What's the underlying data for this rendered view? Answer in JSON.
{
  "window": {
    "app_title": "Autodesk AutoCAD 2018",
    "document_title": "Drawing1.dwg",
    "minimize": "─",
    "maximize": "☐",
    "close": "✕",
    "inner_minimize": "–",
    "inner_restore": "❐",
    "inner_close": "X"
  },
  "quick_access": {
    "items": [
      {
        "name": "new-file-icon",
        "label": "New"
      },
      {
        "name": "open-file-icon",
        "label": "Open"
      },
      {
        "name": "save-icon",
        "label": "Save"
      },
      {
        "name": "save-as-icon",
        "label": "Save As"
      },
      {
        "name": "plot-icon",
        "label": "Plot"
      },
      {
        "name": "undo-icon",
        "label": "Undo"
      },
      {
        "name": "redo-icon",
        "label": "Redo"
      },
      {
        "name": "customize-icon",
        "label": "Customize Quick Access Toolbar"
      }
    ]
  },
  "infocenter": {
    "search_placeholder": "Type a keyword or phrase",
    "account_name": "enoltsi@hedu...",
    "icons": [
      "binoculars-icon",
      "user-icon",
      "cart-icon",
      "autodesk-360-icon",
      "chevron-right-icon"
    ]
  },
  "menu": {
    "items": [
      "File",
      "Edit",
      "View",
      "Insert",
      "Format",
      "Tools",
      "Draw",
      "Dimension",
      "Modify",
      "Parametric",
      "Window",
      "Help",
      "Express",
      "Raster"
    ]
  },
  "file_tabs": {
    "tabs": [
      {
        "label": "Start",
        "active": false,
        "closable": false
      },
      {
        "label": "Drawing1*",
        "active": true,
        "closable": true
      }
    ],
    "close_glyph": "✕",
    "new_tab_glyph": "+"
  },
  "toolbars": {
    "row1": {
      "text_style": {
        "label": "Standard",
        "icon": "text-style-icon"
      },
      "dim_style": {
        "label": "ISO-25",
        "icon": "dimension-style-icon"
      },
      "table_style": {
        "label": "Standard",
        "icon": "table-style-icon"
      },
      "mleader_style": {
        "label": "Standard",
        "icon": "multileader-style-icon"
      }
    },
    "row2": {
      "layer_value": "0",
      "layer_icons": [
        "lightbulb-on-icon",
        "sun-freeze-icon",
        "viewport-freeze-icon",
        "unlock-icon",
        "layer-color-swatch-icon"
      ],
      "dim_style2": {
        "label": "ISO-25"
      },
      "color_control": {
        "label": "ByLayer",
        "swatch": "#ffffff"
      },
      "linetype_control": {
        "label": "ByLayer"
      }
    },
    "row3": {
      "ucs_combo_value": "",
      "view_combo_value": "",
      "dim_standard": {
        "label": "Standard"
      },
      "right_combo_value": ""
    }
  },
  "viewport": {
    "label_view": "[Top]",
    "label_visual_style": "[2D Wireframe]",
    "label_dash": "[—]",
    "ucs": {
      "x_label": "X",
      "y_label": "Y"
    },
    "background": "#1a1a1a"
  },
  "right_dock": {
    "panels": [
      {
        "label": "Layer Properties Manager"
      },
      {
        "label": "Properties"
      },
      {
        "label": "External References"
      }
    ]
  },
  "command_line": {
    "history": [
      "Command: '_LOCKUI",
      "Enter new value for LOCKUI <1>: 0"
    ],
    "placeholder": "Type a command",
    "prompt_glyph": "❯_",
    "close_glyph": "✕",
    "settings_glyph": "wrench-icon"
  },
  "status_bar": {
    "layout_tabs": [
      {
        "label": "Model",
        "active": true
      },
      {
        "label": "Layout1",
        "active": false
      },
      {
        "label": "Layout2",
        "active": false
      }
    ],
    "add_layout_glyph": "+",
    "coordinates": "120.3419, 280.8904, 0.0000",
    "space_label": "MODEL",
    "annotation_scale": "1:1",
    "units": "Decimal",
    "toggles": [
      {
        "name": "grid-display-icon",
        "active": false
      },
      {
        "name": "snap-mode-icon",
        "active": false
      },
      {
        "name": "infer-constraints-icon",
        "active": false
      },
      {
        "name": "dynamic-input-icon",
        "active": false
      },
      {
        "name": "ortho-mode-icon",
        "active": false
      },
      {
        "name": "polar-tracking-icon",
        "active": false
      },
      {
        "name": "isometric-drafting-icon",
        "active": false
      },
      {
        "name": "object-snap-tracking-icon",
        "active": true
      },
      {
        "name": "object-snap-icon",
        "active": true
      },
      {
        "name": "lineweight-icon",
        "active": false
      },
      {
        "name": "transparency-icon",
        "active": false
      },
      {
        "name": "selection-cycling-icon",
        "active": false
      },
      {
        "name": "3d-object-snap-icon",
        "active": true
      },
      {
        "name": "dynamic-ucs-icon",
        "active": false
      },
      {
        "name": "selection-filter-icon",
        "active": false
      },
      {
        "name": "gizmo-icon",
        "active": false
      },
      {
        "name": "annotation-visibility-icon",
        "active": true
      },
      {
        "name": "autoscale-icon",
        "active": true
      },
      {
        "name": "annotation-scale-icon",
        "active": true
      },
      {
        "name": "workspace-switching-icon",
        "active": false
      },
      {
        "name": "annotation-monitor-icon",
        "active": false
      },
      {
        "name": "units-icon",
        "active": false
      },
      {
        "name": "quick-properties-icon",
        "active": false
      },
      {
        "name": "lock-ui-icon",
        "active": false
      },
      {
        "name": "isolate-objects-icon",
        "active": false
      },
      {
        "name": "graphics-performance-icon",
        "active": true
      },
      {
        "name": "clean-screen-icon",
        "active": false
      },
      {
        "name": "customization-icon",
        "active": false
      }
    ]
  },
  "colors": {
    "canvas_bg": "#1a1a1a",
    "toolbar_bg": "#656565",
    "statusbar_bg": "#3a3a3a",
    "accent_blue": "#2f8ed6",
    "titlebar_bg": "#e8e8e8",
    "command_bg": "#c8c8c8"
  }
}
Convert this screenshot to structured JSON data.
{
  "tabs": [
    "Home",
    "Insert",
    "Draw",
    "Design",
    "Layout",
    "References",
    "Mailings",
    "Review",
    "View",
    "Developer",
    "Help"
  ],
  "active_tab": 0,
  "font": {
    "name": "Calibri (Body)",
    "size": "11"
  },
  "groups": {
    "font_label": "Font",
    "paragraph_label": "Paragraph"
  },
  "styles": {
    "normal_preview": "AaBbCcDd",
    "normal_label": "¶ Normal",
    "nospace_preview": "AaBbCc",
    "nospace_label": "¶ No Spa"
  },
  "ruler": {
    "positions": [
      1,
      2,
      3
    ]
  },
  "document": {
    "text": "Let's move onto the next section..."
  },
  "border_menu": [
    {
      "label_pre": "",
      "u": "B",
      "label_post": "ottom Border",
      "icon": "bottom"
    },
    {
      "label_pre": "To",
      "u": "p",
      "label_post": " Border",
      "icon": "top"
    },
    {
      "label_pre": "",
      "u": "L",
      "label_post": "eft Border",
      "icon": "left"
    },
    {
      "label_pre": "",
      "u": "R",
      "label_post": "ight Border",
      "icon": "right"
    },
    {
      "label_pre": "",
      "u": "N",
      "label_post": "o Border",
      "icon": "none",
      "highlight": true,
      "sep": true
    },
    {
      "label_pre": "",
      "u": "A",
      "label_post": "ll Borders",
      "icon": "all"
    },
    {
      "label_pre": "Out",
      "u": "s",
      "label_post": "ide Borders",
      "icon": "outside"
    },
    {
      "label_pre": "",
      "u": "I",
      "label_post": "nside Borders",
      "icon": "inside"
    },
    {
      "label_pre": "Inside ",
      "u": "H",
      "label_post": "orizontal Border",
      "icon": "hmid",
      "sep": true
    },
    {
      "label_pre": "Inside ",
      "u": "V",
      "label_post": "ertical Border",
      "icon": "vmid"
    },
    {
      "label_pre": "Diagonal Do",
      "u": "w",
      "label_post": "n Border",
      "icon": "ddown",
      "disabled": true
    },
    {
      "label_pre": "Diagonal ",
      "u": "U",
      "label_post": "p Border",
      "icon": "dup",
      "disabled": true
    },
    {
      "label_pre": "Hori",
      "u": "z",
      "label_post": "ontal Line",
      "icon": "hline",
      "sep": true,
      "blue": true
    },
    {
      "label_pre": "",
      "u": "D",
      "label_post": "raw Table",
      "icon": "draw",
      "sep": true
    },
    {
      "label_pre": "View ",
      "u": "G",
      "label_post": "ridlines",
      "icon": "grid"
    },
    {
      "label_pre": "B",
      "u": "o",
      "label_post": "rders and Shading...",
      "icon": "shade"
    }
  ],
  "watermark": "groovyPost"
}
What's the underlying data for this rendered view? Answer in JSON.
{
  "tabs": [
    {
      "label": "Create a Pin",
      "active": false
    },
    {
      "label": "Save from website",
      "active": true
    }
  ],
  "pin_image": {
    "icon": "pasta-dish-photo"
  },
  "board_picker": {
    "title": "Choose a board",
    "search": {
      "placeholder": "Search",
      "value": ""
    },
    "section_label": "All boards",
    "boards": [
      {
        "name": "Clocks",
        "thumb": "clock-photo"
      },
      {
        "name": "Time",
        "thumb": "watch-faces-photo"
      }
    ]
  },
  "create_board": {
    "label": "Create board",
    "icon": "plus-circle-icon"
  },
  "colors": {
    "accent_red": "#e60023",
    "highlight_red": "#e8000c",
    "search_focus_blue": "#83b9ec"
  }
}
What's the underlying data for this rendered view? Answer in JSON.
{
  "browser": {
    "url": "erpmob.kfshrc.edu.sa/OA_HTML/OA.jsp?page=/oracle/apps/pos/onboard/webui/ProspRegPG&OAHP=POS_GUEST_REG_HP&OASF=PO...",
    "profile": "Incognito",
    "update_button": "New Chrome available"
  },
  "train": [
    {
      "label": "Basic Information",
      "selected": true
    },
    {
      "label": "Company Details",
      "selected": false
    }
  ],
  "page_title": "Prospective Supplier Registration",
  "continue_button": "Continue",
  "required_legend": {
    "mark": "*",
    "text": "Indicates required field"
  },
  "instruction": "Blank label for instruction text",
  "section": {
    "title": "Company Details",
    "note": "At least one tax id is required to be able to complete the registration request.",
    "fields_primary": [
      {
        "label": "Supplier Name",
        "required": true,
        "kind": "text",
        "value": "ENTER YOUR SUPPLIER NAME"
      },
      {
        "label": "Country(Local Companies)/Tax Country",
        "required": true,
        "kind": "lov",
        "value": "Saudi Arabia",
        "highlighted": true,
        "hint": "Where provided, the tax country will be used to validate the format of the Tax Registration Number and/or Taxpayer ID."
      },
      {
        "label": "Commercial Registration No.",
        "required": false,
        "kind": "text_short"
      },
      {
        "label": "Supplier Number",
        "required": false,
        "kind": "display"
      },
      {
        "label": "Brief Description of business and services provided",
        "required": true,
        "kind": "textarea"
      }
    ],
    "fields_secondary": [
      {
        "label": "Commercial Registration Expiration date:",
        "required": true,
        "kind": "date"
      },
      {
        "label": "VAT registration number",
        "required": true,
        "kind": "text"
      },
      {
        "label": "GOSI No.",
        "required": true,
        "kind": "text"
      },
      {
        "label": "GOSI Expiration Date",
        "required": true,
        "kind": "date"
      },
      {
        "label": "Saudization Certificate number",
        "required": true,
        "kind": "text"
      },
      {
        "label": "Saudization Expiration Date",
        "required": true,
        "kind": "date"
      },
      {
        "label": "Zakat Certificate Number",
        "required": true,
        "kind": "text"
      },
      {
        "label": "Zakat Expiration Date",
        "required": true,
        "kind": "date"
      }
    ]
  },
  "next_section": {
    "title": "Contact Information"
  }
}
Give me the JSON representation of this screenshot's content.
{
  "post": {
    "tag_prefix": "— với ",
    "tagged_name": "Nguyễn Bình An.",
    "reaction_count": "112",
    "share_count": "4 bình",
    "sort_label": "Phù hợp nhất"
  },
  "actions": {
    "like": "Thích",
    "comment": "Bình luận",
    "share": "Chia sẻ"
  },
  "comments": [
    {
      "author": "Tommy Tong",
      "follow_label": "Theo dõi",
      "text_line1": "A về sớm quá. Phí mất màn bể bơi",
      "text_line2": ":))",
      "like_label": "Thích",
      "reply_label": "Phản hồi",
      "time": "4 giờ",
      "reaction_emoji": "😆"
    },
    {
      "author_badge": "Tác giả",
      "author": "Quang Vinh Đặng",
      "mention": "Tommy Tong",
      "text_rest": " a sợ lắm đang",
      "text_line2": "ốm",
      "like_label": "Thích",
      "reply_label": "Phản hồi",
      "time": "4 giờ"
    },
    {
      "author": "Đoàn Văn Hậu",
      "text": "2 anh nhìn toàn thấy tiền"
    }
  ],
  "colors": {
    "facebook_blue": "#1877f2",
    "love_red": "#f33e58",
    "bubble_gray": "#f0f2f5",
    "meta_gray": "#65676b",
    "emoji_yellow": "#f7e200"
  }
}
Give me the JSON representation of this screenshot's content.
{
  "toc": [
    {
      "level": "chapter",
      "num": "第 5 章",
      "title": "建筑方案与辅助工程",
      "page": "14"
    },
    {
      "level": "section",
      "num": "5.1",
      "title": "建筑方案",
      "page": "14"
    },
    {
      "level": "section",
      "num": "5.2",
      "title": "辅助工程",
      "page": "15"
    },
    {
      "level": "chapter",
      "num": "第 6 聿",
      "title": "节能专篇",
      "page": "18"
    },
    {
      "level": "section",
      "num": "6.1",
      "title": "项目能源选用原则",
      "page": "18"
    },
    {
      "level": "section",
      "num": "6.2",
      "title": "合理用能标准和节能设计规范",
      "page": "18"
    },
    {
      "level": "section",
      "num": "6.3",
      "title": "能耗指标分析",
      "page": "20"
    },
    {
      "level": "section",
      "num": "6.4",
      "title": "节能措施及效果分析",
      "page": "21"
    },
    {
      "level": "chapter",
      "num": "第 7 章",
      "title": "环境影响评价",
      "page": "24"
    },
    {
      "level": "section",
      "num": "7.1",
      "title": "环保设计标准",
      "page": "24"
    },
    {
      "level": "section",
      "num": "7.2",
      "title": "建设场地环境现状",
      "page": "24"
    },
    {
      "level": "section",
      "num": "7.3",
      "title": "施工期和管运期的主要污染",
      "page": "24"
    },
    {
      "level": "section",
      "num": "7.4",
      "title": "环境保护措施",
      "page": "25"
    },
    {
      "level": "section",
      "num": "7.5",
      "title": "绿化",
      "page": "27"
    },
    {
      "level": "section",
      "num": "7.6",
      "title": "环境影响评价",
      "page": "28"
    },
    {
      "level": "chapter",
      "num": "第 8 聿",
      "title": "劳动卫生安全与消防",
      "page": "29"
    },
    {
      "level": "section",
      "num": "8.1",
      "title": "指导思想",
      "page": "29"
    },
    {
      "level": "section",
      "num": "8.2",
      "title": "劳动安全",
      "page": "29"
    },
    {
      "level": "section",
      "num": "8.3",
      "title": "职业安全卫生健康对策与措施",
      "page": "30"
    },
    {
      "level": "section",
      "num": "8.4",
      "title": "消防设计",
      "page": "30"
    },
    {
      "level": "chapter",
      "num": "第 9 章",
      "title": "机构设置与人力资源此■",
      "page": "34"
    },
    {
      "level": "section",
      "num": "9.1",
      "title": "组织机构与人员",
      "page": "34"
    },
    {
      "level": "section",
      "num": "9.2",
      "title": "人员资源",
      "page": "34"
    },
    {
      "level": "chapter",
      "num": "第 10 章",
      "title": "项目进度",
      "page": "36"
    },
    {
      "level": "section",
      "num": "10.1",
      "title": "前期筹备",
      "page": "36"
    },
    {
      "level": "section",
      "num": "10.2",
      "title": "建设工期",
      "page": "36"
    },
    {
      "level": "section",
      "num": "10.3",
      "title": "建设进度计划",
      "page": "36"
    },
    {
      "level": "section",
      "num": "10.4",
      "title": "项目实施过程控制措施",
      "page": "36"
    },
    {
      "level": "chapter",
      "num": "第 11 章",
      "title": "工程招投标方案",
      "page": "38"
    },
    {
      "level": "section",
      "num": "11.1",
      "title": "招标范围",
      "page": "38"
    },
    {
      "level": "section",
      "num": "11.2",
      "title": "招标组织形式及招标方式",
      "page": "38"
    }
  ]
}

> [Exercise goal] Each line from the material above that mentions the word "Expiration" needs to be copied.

> [Written answer]
        "label": "Commercial Registration Expiration date:",
        "label": "GOSI Expiration Date",
        "label": "Saudization Expiration Date",
        "label": "Zakat Expiration Date",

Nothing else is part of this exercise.